For pupils with livestock at fair, early school opening is problem HARFORD COUNTY

August 31, 1993|By Sherrie Ruhl | Sherrie Ruhl,Staff Writer Staff writer Eric Nelson contributed to this article.

Harford County public schools welcomed back students yesterday but some pupils decided to show off their livestock at the Maryland State Fair instead of meeting new teachers in the classroom.

For Matthew Edie, 10, there was no choice between the first day of school and showing his two Polled Hereford cows at the fairgrounds in Timonium.

"I wanted to be here and I needed to be here with my animals," said the fifth-grader at Norrisville Elementary School, while stroking the head of his 1,200-pound cow Victoria as her calf, Victor, fidgeted next to her.

For the first time ever, schools in the county opened before Labor Day, overlapping the fair and forcing 4-H Club participants to choose between attending school and the fair, which runs through Saturday.

Everything -- from bus pickups and drop-offs to the opening of the Fountain Green Elementary School has gone very smoothly, Deputy Superintendent Albert F. Seymour said yesterday.

"It's as if we were never on vacation.
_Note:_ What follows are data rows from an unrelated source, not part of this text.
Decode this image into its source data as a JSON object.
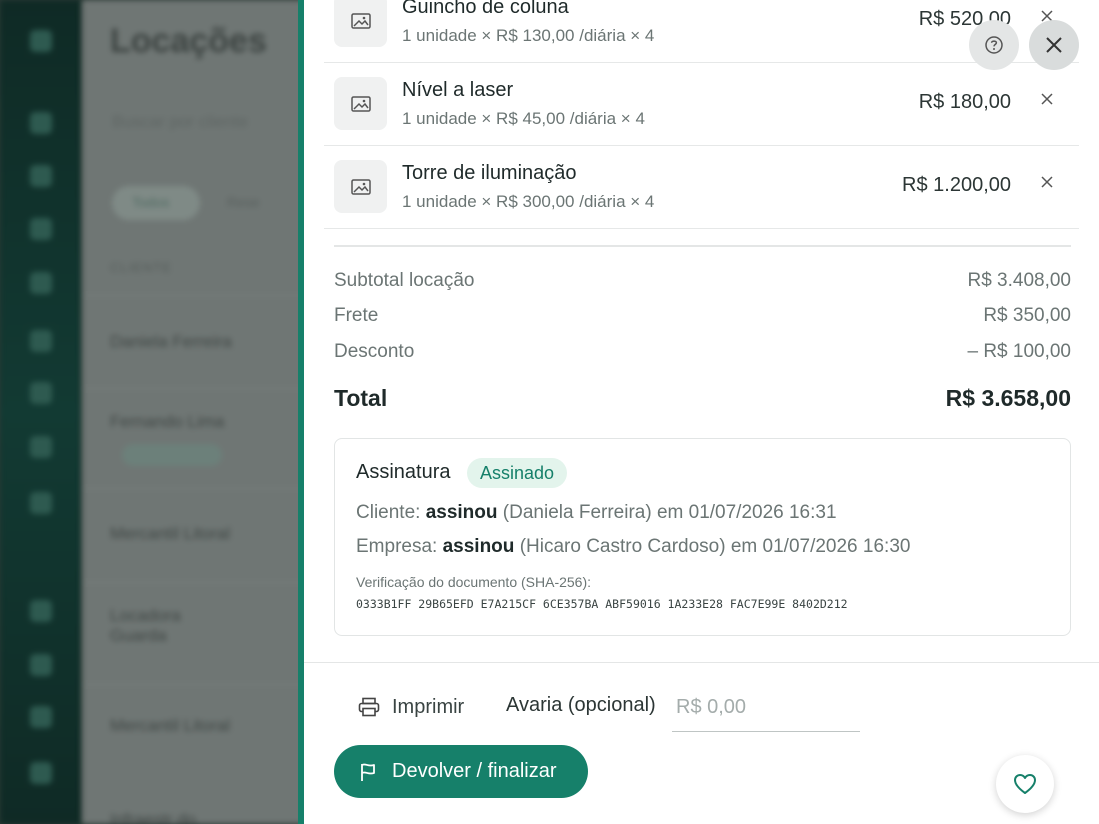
{
  "background": {
    "title": "Locações",
    "search_placeholder": "Buscar por cliente",
    "tabs": [
      "Todos",
      "Rese"
    ],
    "column_header": "CLIENTE",
    "rows": [
      "Daniela Ferreira",
      "Fernando Lima",
      "Mercantil Litoral",
      "Locadora Guarda",
      "Mercantil Litoral",
      "Infraestr do"
    ],
    "row_badge": "Assinado"
  },
  "items": [
    {
      "name": "Guincho de coluna",
      "meta": "1 unidade × R$ 130,00 /diária × 4",
      "price": "R$ 520,00"
    },
    {
      "name": "Nível a laser",
      "meta": "1 unidade × R$ 45,00 /diária × 4",
      "price": "R$ 180,00"
    },
    {
      "name": "Torre de iluminação",
      "meta": "1 unidade × R$ 300,00 /diária × 4",
      "price": "R$ 1.200,00"
    }
  ],
  "summary": {
    "subtotal_label": "Subtotal locação",
    "subtotal_value": "R$ 3.408,00",
    "frete_label": "Frete",
    "frete_value": "R$ 350,00",
    "desconto_label": "Desconto",
    "desconto_value": "– R$ 100,00",
    "total_label": "Total",
    "total_value": "R$ 3.658,00"
  },
  "signature": {
    "title": "Assinatura",
    "status": "Assinado",
    "client_prefix": "Cliente:",
    "client_action": "assinou",
    "client_detail": "(Daniela Ferreira) em 01/07/2026 16:31",
    "company_prefix": "Empresa:",
    "company_action": "assinou",
    "company_detail": "(Hicaro Castro Cardoso) em 01/07/2026 16:30",
    "verify_label": "Verificação do documento (SHA-256):",
    "hash": "0333B1FF 29B65EFD E7A215CF 6CE357BA ABF59016 1A233E28 FAC7E99E 8402D212"
  },
  "footer": {
    "print_label": "Imprimir",
    "avaria_label": "Avaria (opcional)",
    "avaria_placeholder": "R$ 0,00",
    "finish_label": "Devolver / finalizar"
  },
  "colors": {
    "accent": "#16806a",
    "badge_bg": "#e3f4ec"
  }
}
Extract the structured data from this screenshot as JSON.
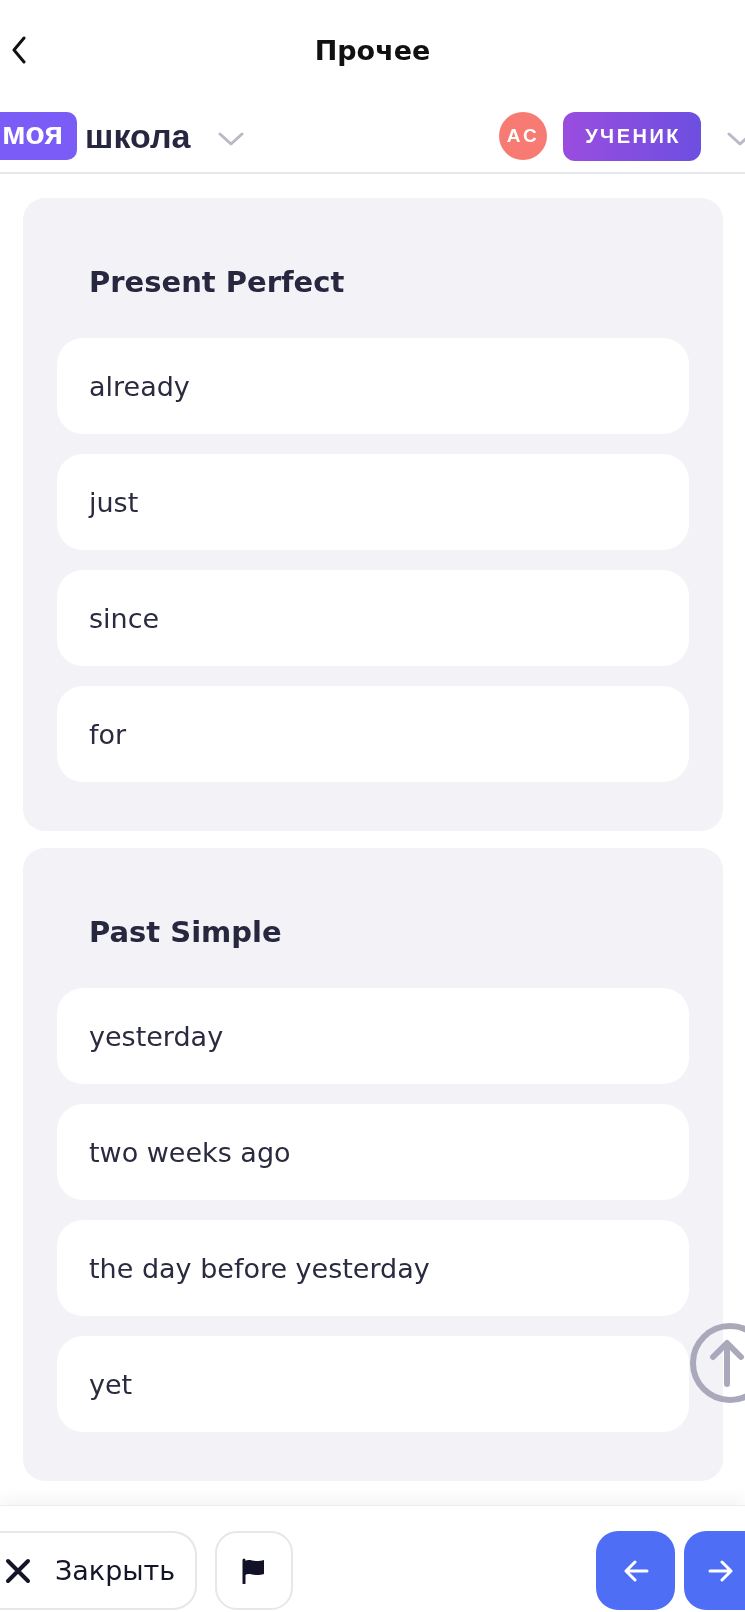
{
  "header": {
    "title": "Прочее"
  },
  "topbar": {
    "logo_badge": "моя",
    "logo_text": "школа",
    "avatar_initials": "АС",
    "role": "УЧЕНИК"
  },
  "groups": [
    {
      "title": "Present Perfect",
      "items": [
        "already",
        "just",
        "since",
        "for"
      ]
    },
    {
      "title": "Past Simple",
      "items": [
        "yesterday",
        "two weeks ago",
        "the day before yesterday",
        "yet"
      ]
    }
  ],
  "footer": {
    "close_label": "Закрыть"
  }
}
There were no problems."

It's unclear how many of Harford's 35,000 students decided to participate in the fair. Mr. Seymour said in the northern part of the county, where farming predominates, about 25 students chose the fair over school.

Mr. Seymour said the school system would treat participation at the fair as an excused absence and allow students to make up the work.

But it's not just a question of making up homework, said Mike Doran, 17, a senior at North Harford High, whose cow and calf were in the stall next to Matthew's animals. He said choosing between the first day of his last year and the fair was a tough decision.

"I feel really bad missing the first three days of my senior year. I don't know who all of my teachers will be. I don't know where all my classes will be. This is not the best way to start the year," he said.

But there was no choice. "This is where you come to find out how good you really are," Mike said, pointing to the other cows.

Mike, who is the Harford president of the 4-H's Livestock Club, said he decided against showing pigs because then he also would miss Thursday and Friday. "I didn't want to miss the whole week of school," he said.

Wanda Edie, who slept at the fair Sunday night to be with her son Matthew, said the fair is the culmination of a year's worth of work.

"This is so important to the 4-H kids, it's so unfair to make them choose," she said.

The Board of Education decided in January that school would start yesterday and run through June 9.

Schools Superintendent Ray R. Keech said he wanted to start school early because a late closing interferes with vacation plans, student's attention begins to flag after Memorial Day and because it's cooler in August and the start of September than in June.

Yesterday, the temperature in Harford County exceeded 90 degrees, according to Aberdeen Proving Ground.

In Howard County, where school opened yesterday, officials weren't aware of any problems connected with students competing at the state fair, said school spokeswoman Patti Caplan.

But Judy Iager of Fulton said her son Mark, a senior at Atholton High School in Columbia, will miss the first week of school.

Instead, he will be at the fair, tending to his seven Holstein cows and calves, as well as to another eight or nine of his relatives' and neighbors' animals.

Mrs. Iager said scheduling problems have to be worked out between students and their administrators and teachers. She said conflicts have arisen in the past, and that school officials were more cooperative this year in accommodating Mark, 16, who showed the supreme champion among 4-H dairy cattle at this year's Howard County Fair.

"It used to be that agriculture was No. 1 in Maryland and they wouldn't dare start school while the state fair was going on," Mrs. Iager said.

Baltimore Sun Articles
Please note the green-lined linked article text has been applied commercially without any involvement from our newsroom editors, reporters or any other editorial staff.